======== Data shown ========
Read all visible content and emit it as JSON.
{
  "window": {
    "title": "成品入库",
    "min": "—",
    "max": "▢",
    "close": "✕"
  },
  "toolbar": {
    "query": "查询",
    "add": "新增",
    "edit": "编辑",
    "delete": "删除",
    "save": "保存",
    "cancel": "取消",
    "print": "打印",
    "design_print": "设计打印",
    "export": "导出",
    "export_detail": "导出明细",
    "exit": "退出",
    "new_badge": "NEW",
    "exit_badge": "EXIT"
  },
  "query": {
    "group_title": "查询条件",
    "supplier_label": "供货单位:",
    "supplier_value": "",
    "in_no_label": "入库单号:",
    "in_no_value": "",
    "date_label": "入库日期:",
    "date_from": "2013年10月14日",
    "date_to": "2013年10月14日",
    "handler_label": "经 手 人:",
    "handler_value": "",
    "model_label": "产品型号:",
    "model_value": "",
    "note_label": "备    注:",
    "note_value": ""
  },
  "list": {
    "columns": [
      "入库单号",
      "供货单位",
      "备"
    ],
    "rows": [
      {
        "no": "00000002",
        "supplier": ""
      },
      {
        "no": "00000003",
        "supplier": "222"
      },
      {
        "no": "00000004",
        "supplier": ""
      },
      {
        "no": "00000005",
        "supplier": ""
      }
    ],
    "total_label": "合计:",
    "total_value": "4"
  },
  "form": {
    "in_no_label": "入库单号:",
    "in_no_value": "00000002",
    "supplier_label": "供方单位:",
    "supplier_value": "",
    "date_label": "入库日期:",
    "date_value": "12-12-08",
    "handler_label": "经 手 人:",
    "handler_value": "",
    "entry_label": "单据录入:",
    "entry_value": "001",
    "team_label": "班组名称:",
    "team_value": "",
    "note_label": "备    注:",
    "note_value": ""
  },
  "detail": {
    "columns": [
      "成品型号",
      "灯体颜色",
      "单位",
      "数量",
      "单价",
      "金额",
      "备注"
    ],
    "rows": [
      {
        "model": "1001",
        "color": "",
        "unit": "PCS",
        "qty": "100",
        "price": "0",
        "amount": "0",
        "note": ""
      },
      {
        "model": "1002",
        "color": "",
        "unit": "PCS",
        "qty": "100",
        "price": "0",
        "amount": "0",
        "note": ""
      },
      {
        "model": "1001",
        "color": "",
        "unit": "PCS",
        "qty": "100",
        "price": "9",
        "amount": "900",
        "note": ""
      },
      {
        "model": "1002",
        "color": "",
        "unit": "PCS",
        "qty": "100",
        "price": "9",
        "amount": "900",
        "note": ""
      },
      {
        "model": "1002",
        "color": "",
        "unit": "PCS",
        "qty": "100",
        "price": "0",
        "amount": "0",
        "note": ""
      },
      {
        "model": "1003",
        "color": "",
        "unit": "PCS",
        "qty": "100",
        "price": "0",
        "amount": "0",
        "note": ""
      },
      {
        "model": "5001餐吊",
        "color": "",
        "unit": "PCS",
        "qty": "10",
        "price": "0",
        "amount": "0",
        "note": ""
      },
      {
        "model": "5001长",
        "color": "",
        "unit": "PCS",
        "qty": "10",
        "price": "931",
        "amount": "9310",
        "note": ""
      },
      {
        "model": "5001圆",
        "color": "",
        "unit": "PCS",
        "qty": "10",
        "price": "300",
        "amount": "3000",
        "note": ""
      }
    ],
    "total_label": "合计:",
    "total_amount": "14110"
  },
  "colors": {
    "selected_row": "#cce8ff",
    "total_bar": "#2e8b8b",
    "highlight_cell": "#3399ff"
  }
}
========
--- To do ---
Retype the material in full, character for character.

--- Output below ---
Read all visible content and emit it as JSON.
{
  "window": {
    "title": "成品入库",
    "min": "—",
    "max": "▢",
    "close": "✕"
  },
  "toolbar": {
    "query": "查询",
    "add": "新增",
    "edit": "编辑",
    "delete": "删除",
    "save": "保存",
    "cancel": "取消",
    "print": "打印",
    "design_print": "设计打印",
    "export": "导出",
    "export_detail": "导出明细",
    "exit": "退出",
    "new_badge": "NEW",
    "exit_badge": "EXIT"
  },
  "query": {
    "group_title": "查询条件",
    "supplier_label": "供货单位:",
    "supplier_value": "",
    "in_no_label": "入库单号:",
    "in_no_value": "",
    "date_label": "入库日期:",
    "date_from": "2013年10月14日",
    "date_to": "2013年10月14日",
    "handler_label": "经 手 人:",
    "handler_value": "",
    "model_label": "产品型号:",
    "model_value": "",
    "note_label": "备    注:",
    "note_value": ""
  },
  "list": {
    "columns": [
      "入库单号",
      "供货单位",
      "备"
    ],
    "rows": [
      {
        "no": "00000002",
        "supplier": ""
      },
      {
        "no": "00000003",
        "supplier": "222"
      },
      {
        "no": "00000004",
        "supplier": ""
      },
      {
        "no": "00000005",
        "supplier": ""
      }
    ],
    "total_label": "合计:",
    "total_value": "4"
  },
  "form": {
    "in_no_label": "入库单号:",
    "in_no_value": "00000002",
    "supplier_label": "供方单位:",
    "supplier_value": "",
    "date_label": "入库日期:",
    "date_value": "12-12-08",
    "handler_label": "经 手 人:",
    "handler_value": "",
    "entry_label": "单据录入:",
    "entry_value": "001",
    "team_label": "班组名称:",
    "team_value": "",
    "note_label": "备    注:",
    "note_value": ""
  },
  "detail": {
    "columns": [
      "成品型号",
      "灯体颜色",
      "单位",
      "数量",
      "单价",
      "金额",
      "备注"
    ],
    "rows": [
      {
        "model": "1001",
        "color": "",
        "unit": "PCS",
        "qty": "100",
        "price": "0",
        "amount": "0",
        "note": ""
      },
      {
        "model": "1002",
        "color": "",
        "unit": "PCS",
        "qty": "100",
        "price": "0",
        "amount": "0",
        "note": ""
      },
      {
        "model": "1001",
        "color": "",
        "unit": "PCS",
        "qty": "100",
        "price": "9",
        "amount": "900",
        "note": ""
      },
      {
        "model": "1002",
        "color": "",
        "unit": "PCS",
        "qty": "100",
        "price": "9",
        "amount": "900",
        "note": ""
      },
      {
        "model": "1002",
        "color": "",
        "unit": "PCS",
        "qty": "100",
        "price": "0",
        "amount": "0",
        "note": ""
      },
      {
        "model": "1003",
        "color": "",
        "unit": "PCS",
        "qty": "100",
        "price": "0",
        "amount": "0",
        "note": ""
      },
      {
        "model": "5001餐吊",
        "color": "",
        "unit": "PCS",
        "qty": "10",
        "price": "0",
        "amount": "0",
        "note": ""
      },
      {
        "model": "5001长",
        "color": "",
        "unit": "PCS",
        "qty": "10",
        "price": "931",
        "amount": "9310",
        "note": ""
      },
      {
        "model": "5001圆",
        "color": "",
        "unit": "PCS",
        "qty": "10",
        "price": "300",
        "amount": "3000",
        "note": ""
      }
    ],
    "total_label": "合计:",
    "total_amount": "14110"
  },
  "colors": {
    "selected_row": "#cce8ff",
    "total_bar": "#2e8b8b",
    "highlight_cell": "#3399ff"
  }
}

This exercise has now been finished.